EU strikes deal with US on passenger data
By Andrew Bounds in Brussels
Copyright The Financial Times Limited 2007
Published: June 29 2007 19:57 | Last updated: June 29 2007 19:57
European countries endorsed a controversial deal to share information on airline passengers with the US in a move that should avert the threat of transatlantic travel chaos this summer.
European Union ambassadors meeting in Brussels reached a “basic political understanding” on the issue, according to Germany, which chaired the talks. Several countries said they could not commit before their parliaments had debated the issue but did not dispute the substance of the deal reached, diplomats said.

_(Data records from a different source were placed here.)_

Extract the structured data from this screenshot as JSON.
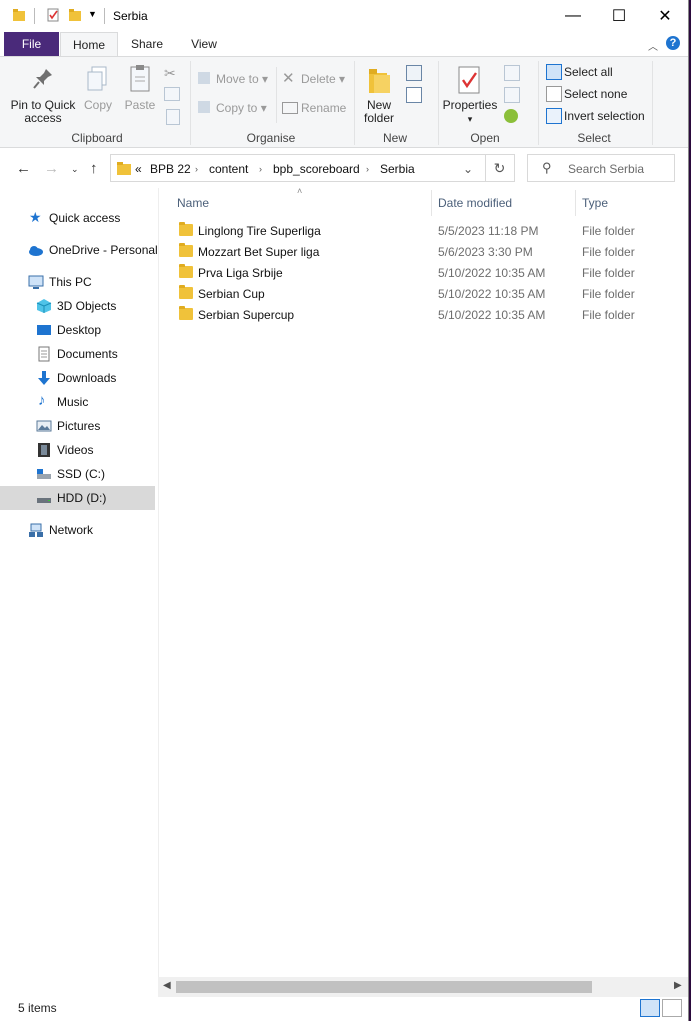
{
  "window": {
    "title": "Serbia",
    "minimize_glyph": "—",
    "maximize_glyph": "☐",
    "close_glyph": "✕"
  },
  "ribbon_tabs": [
    "File",
    "Home",
    "Share",
    "View"
  ],
  "ribbon": {
    "clipboard": {
      "pin_label_1": "Pin to Quick",
      "pin_label_2": "access",
      "copy": "Copy",
      "paste": "Paste",
      "group": "Clipboard"
    },
    "organise": {
      "move_to": "Move to",
      "copy_to": "Copy to",
      "delete": "Delete",
      "rename": "Rename",
      "group": "Organise"
    },
    "new": {
      "new_folder_1": "New",
      "new_folder_2": "folder",
      "group": "New"
    },
    "open": {
      "properties": "Properties",
      "group": "Open"
    },
    "select": {
      "select_all": "Select all",
      "select_none": "Select none",
      "invert": "Invert selection",
      "group": "Select"
    }
  },
  "address": {
    "overflow": "«",
    "crumbs": [
      "BPB 22",
      "content",
      "bpb_scoreboard",
      "Serbia"
    ],
    "search_placeholder": "Search Serbia"
  },
  "sidebar": {
    "items": [
      {
        "label": "Quick access",
        "icon": "star-icon"
      },
      {
        "label": "OneDrive - Personal",
        "icon": "cloud-icon"
      },
      {
        "label": "This PC",
        "icon": "monitor-icon"
      },
      {
        "label": "3D Objects",
        "icon": "cube-icon"
      },
      {
        "label": "Desktop",
        "icon": "desktop-icon"
      },
      {
        "label": "Documents",
        "icon": "document-icon"
      },
      {
        "label": "Downloads",
        "icon": "download-icon"
      },
      {
        "label": "Music",
        "icon": "music-icon"
      },
      {
        "label": "Pictures",
        "icon": "picture-icon"
      },
      {
        "label": "Videos",
        "icon": "video-icon"
      },
      {
        "label": "SSD (C:)",
        "icon": "drive-icon"
      },
      {
        "label": "HDD (D:)",
        "icon": "drive-icon"
      },
      {
        "label": "Network",
        "icon": "network-icon"
      }
    ]
  },
  "columns": {
    "name": "Name",
    "date": "Date modified",
    "type": "Type"
  },
  "files": [
    {
      "name": "Linglong Tire Superliga",
      "date": "5/5/2023 11:18 PM",
      "type": "File folder"
    },
    {
      "name": "Mozzart Bet Super liga",
      "date": "5/6/2023 3:30 PM",
      "type": "File folder"
    },
    {
      "name": "Prva Liga Srbije",
      "date": "5/10/2022 10:35 AM",
      "type": "File folder"
    },
    {
      "name": "Serbian Cup",
      "date": "5/10/2022 10:35 AM",
      "type": "File folder"
    },
    {
      "name": "Serbian Supercup",
      "date": "5/10/2022 10:35 AM",
      "type": "File folder"
    }
  ],
  "status": {
    "count": "5 items"
  },
  "colors": {
    "file_tab": "#4a2a7a",
    "accent": "#1e74d0",
    "folder": "#f0c23a"
  }
}
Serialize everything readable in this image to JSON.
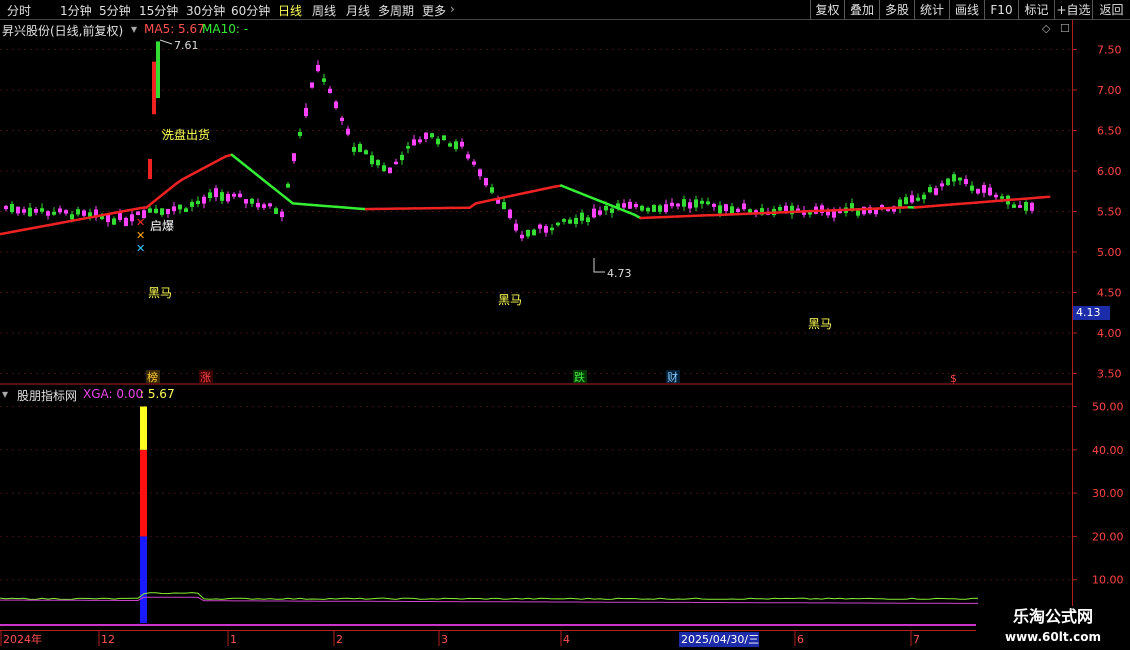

The accord, which replaces an interim agreement due to expire at the end of July, will increase from three to 15 years the time that US authorities can hold passenger data such as names, payment details and seat numbers. Under the deal, EU airlines must provide 19 pieces of information, down from 34, shortly before take-off.
Wolfgang Schäuble, German interior minister, Fran co Frattini, EU justice commissioner, and Michael Chertoff, US homeland security secretary, struck the agreement on Wednesday.
Mr Chertoff says that the deal is not legally binding but Brussels regards it as an international agreement that could be revoked if not complied with. “We can cut off the flow if we are not satisfied,” said one official. However, that would lead the US to ban airlines that refuse to supply the information.
Critics say the deal would allow the Department of Homeland Security as well as US customs access to the data and there are insufficient limitations on how it can share it with other law enforcement agencies, such as the CIA. The US is obliged to filter out sensitive data such as dietary requirements – a clue to religion – unless it is essential to preventing loss of life.